Exercise prompt
Keeping every word intact, reproduce all of the records.

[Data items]
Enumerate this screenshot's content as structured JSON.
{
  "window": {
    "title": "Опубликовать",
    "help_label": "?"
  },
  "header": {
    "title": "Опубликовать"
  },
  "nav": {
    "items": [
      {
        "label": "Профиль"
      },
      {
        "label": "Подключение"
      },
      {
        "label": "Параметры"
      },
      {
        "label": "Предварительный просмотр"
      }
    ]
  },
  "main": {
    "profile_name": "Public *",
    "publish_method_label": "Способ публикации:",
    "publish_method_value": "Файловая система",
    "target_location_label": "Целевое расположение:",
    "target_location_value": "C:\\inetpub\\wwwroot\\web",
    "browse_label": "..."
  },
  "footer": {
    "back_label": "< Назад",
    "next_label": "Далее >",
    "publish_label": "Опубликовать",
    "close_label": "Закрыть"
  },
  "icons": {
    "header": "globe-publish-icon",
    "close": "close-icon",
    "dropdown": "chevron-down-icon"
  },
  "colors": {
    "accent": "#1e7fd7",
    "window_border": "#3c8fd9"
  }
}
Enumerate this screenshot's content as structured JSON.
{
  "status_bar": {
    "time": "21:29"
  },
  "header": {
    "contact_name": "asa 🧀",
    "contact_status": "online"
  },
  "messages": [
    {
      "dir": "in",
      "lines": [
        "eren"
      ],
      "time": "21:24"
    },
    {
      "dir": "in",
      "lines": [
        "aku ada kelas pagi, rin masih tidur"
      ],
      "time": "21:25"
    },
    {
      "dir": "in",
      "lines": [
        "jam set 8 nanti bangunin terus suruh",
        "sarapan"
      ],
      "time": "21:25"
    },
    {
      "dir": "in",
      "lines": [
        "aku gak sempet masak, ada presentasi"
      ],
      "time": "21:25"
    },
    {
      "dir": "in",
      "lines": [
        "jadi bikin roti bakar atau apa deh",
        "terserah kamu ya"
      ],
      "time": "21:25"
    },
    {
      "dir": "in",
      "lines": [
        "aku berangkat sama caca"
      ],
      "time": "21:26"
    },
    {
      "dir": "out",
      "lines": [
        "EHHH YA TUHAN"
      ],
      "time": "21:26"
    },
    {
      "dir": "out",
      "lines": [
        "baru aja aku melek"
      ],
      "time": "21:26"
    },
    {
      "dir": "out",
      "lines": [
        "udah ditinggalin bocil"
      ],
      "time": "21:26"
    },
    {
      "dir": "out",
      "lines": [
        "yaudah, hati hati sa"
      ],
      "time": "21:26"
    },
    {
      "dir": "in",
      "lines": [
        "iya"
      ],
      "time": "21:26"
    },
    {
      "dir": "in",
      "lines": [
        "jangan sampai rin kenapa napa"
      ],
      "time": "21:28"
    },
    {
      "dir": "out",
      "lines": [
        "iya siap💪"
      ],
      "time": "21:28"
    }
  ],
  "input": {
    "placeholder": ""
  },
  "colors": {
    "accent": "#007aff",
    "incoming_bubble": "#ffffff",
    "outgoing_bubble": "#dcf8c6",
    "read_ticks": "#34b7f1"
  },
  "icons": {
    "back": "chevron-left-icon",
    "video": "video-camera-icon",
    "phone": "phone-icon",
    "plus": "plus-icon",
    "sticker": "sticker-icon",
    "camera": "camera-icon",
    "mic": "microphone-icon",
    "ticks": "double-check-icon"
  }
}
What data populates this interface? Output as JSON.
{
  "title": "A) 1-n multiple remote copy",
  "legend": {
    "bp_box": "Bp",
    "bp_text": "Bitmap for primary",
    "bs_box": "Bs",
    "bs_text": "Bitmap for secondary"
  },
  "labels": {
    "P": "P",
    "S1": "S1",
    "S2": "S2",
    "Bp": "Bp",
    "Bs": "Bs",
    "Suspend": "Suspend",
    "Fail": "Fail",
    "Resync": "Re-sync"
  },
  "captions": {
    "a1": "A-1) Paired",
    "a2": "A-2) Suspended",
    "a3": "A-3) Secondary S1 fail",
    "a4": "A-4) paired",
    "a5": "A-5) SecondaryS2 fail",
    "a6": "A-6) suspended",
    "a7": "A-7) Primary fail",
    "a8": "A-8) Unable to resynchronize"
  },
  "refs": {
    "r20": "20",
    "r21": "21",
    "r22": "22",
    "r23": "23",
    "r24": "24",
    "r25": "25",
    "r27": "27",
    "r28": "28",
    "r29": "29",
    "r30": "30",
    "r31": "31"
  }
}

Result of this exercise
Enumerate this screenshot's content as structured JSON.
{
  "window": {
    "title": "Опубликовать",
    "help_label": "?"
  },
  "header": {
    "title": "Опубликовать"
  },
  "nav": {
    "items": [
      {
        "label": "Профиль"
      },
      {
        "label": "Подключение"
      },
      {
        "label": "Параметры"
      },
      {
        "label": "Предварительный просмотр"
      }
    ]
  },
  "main": {
    "profile_name": "Public *",
    "publish_method_label": "Способ публикации:",
    "publish_method_value": "Файловая система",
    "target_location_label": "Целевое расположение:",
    "target_location_value": "C:\\inetpub\\wwwroot\\web",
    "browse_label": "..."
  },
  "footer": {
    "back_label": "< Назад",
    "next_label": "Далее >",
    "publish_label": "Опубликовать",
    "close_label": "Закрыть"
  },
  "icons": {
    "header": "globe-publish-icon",
    "close": "close-icon",
    "dropdown": "chevron-down-icon"
  },
  "colors": {
    "accent": "#1e7fd7",
    "window_border": "#3c8fd9"
  }
}
Enumerate this screenshot's content as structured JSON.
{
  "status_bar": {
    "time": "21:29"
  },
  "header": {
    "contact_name": "asa 🧀",
    "contact_status": "online"
  },
  "messages": [
    {
      "dir": "in",
      "lines": [
        "eren"
      ],
      "time": "21:24"
    },
    {
      "dir": "in",
      "lines": [
        "aku ada kelas pagi, rin masih tidur"
      ],
      "time": "21:25"
    },
    {
      "dir": "in",
      "lines": [
        "jam set 8 nanti bangunin terus suruh",
        "sarapan"
      ],
      "time": "21:25"
    },
    {
      "dir": "in",
      "lines": [
        "aku gak sempet masak, ada presentasi"
      ],
      "time": "21:25"
    },
    {
      "dir": "in",
      "lines": [
        "jadi bikin roti bakar atau apa deh",
        "terserah kamu ya"
      ],
      "time": "21:25"
    },
    {
      "dir": "in",
      "lines": [
        "aku berangkat sama caca"
      ],
      "time": "21:26"
    },
    {
      "dir": "out",
      "lines": [
        "EHHH YA TUHAN"
      ],
      "time": "21:26"
    },
    {
      "dir": "out",
      "lines": [
        "baru aja aku melek"
      ],
      "time": "21:26"
    },
    {
      "dir": "out",
      "lines": [
        "udah ditinggalin bocil"
      ],
      "time": "21:26"
    },
    {
      "dir": "out",
      "lines": [
        "yaudah, hati hati sa"
      ],
      "time": "21:26"
    },
    {
      "dir": "in",
      "lines": [
        "iya"
      ],
      "time": "21:26"
    },
    {
      "dir": "in",
      "lines": [
        "jangan sampai rin kenapa napa"
      ],
      "time": "21:28"
    },
    {
      "dir": "out",
      "lines": [
        "iya siap💪"
      ],
      "time": "21:28"
    }
  ],
  "input": {
    "placeholder": ""
  },
  "colors": {
    "accent": "#007aff",
    "incoming_bubble": "#ffffff",
    "outgoing_bubble": "#dcf8c6",
    "read_ticks": "#34b7f1"
  },
  "icons": {
    "back": "chevron-left-icon",
    "video": "video-camera-icon",
    "phone": "phone-icon",
    "plus": "plus-icon",
    "sticker": "sticker-icon",
    "camera": "camera-icon",
    "mic": "microphone-icon",
    "ticks": "double-check-icon"
  }
}
What data populates this interface? Output as JSON.
{
  "title": "A) 1-n multiple remote copy",
  "legend": {
    "bp_box": "Bp",
    "bp_text": "Bitmap for primary",
    "bs_box": "Bs",
    "bs_text": "Bitmap for secondary"
  },
  "labels": {
    "P": "P",
    "S1": "S1",
    "S2": "S2",
    "Bp": "Bp",
    "Bs": "Bs",
    "Suspend": "Suspend",
    "Fail": "Fail",
    "Resync": "Re-sync"
  },
  "captions": {
    "a1": "A-1) Paired",
    "a2": "A-2) Suspended",
    "a3": "A-3) Secondary S1 fail",
    "a4": "A-4) paired",
    "a5": "A-5) SecondaryS2 fail",
    "a6": "A-6) suspended",
    "a7": "A-7) Primary fail",
    "a8": "A-8) Unable to resynchronize"
  },
  "refs": {
    "r20": "20",
    "r21": "21",
    "r22": "22",
    "r23": "23",
    "r24": "24",
    "r25": "25",
    "r27": "27",
    "r28": "28",
    "r29": "29",
    "r30": "30",
    "r31": "31"
  }
}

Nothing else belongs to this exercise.